Christie thinks his critics were “ignorant,” when they attack the Muslim judge he likes. He declares that Muslims were “inappropriately detained.” Yet he finds such ignorant tactics useful when he needs them. Is it really so obviously dangerous to say that Iraq was inappropriately invaded? Is the current theocratic dictatorship and Al Qaeda hideout in Iraq a worthwhile prize for the price of thousands of dead soldiers? Was handing Iran a natural Shiite ally a great plan?
No matter how Christie understands 9/11, against the understanding of many more widows and orphans than he wants to admit, nothing about that attack justifies making the United State a weaker nation. Getting US citizens compliant to TSA gropings and government spying, doesn’t make them safer; it makes them more likely to fall to tyranny, whether foreign or domestic. Spending the nation into bankruptcy to support an international occupation does not protect the nation from enemies. Sponsoring terrorists (or using a handshake to deny one is doing so) does not make Americans safer. Pretending wars would cost billions or even “pay for themselves” and then spending multi-trillions did not make America more secure.
It would be wonderful to see a reasoned debate between Chris Christie and Rand Paul. It is time to objectively diagnose ourselves, and consider whether or not, rather than being a “wake-up call,” the attacks of September 11, 2001 affected our nation like a brain injury.
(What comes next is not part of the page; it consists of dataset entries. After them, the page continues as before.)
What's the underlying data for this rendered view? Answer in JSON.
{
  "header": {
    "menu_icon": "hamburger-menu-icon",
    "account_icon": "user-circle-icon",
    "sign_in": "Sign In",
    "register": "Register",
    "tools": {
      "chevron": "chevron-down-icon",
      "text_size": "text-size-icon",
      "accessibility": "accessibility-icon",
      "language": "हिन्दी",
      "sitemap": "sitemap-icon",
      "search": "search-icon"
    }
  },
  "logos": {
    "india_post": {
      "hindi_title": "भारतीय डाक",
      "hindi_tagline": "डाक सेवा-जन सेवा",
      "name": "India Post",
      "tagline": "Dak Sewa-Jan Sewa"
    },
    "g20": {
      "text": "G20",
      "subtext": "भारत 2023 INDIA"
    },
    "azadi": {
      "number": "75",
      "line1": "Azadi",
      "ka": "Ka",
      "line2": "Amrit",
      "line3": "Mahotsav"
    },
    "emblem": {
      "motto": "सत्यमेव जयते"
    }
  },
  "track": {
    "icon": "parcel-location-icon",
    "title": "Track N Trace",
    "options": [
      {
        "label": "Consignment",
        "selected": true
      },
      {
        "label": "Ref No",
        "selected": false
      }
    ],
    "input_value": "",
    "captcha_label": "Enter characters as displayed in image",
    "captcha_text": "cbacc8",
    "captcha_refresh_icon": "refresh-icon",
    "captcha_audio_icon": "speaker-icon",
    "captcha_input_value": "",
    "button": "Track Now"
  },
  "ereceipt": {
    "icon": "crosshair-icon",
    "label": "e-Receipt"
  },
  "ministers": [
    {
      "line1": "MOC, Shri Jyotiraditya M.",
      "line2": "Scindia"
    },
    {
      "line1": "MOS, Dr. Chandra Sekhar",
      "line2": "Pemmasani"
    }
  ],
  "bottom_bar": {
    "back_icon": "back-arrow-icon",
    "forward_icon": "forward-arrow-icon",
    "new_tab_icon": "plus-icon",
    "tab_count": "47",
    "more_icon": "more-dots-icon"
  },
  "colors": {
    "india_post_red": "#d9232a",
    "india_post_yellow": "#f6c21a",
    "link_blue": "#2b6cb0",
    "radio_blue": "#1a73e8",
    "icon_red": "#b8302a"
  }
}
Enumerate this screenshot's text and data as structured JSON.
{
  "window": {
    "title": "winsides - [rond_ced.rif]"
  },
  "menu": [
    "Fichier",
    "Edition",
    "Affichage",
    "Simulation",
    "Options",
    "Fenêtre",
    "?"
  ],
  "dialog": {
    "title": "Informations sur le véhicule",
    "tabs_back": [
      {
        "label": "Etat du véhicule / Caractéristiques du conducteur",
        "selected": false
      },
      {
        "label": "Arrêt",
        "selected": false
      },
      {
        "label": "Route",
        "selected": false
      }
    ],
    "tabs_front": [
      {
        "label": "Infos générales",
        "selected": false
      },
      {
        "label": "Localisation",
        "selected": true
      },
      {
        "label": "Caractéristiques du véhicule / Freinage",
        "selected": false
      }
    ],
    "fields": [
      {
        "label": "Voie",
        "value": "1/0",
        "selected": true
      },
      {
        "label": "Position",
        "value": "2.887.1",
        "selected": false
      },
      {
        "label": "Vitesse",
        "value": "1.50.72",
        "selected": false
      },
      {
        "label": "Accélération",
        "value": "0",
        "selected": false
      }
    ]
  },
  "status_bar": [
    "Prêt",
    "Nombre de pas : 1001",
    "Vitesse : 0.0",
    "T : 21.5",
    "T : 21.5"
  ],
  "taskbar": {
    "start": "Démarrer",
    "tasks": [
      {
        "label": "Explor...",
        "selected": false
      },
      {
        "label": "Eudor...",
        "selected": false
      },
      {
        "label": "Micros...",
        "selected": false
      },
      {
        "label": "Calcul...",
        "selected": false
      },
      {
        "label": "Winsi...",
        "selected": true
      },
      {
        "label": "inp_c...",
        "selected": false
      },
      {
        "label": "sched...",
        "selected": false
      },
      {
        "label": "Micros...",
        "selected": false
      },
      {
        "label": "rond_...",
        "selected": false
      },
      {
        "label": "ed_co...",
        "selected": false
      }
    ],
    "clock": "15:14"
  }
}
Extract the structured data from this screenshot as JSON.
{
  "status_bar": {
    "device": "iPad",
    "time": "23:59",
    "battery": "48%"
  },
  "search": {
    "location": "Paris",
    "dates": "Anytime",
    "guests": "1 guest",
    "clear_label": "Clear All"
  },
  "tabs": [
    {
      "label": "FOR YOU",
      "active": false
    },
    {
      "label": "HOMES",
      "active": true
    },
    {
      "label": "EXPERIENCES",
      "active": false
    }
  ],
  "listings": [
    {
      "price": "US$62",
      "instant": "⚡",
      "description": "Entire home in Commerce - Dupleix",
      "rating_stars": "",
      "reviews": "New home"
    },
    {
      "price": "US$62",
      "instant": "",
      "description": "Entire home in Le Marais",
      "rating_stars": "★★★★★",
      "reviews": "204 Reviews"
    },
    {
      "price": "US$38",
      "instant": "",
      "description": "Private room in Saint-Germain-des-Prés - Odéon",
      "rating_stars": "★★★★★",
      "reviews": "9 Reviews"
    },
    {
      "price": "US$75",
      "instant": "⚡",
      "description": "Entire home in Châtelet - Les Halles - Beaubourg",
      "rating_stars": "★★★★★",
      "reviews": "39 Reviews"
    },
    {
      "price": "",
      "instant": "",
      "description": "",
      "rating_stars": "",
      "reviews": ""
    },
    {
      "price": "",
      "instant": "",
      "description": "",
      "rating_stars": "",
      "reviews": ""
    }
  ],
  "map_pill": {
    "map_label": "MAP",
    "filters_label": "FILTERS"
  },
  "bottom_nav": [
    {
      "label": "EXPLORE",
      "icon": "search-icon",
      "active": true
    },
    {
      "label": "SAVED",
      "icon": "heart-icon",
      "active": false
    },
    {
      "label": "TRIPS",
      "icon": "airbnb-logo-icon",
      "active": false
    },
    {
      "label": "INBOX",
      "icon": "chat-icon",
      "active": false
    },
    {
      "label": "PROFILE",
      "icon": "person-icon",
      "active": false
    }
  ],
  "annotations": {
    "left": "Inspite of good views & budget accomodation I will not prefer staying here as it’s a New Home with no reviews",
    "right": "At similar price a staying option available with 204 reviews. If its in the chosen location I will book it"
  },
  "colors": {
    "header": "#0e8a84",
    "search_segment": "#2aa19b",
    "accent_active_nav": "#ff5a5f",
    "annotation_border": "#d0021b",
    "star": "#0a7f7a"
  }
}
Has the Bush-Obama strategy amounted to a workable response, or an irrational and dangerous thrashing around in the world? This isn’t the same as deciding whether either of these men are good or evil. We all know what road is paved with good intentions.
While claiming to be for a conversation, Christie seems to be doing all he can to prevent Americans from showing any real interest about where our road is headed.